Task. Repeat the records below exactly, leaving out every picture.

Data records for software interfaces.

--

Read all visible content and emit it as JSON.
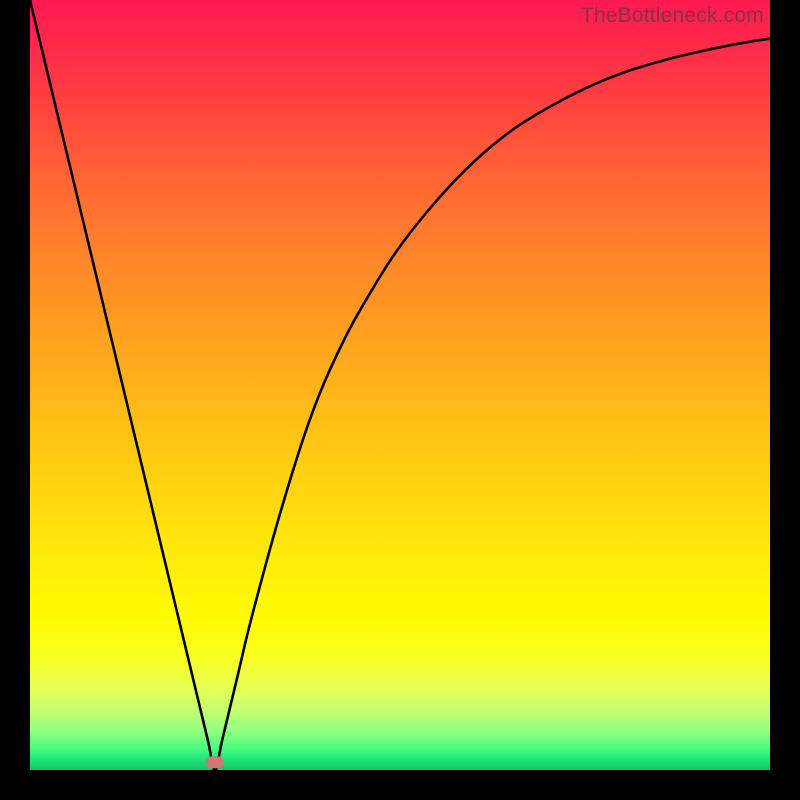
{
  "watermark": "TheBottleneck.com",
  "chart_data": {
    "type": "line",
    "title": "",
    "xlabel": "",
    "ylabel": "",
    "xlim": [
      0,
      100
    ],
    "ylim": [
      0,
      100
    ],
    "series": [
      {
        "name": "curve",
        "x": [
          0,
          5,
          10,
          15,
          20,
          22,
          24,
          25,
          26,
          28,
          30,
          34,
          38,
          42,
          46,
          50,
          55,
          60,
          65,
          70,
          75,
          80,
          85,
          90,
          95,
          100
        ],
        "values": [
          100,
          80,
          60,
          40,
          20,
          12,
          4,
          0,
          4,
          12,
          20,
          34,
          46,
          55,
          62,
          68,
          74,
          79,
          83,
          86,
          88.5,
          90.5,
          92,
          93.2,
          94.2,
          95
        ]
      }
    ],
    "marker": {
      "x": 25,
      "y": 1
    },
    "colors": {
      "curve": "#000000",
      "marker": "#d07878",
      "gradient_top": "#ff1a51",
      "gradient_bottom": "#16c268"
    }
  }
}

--

Exercise solution.
Read all visible content and emit it as JSON.
{
  "watermark": "TheBottleneck.com",
  "chart_data": {
    "type": "line",
    "title": "",
    "xlabel": "",
    "ylabel": "",
    "xlim": [
      0,
      100
    ],
    "ylim": [
      0,
      100
    ],
    "series": [
      {
        "name": "curve",
        "x": [
          0,
          5,
          10,
          15,
          20,
          22,
          24,
          25,
          26,
          28,
          30,
          34,
          38,
          42,
          46,
          50,
          55,
          60,
          65,
          70,
          75,
          80,
          85,
          90,
          95,
          100
        ],
        "values": [
          100,
          80,
          60,
          40,
          20,
          12,
          4,
          0,
          4,
          12,
          20,
          34,
          46,
          55,
          62,
          68,
          74,
          79,
          83,
          86,
          88.5,
          90.5,
          92,
          93.2,
          94.2,
          95
        ]
      }
    ],
    "marker": {
      "x": 25,
      "y": 1
    },
    "colors": {
      "curve": "#000000",
      "marker": "#d07878",
      "gradient_top": "#ff1a51",
      "gradient_bottom": "#16c268"
    }
  }
}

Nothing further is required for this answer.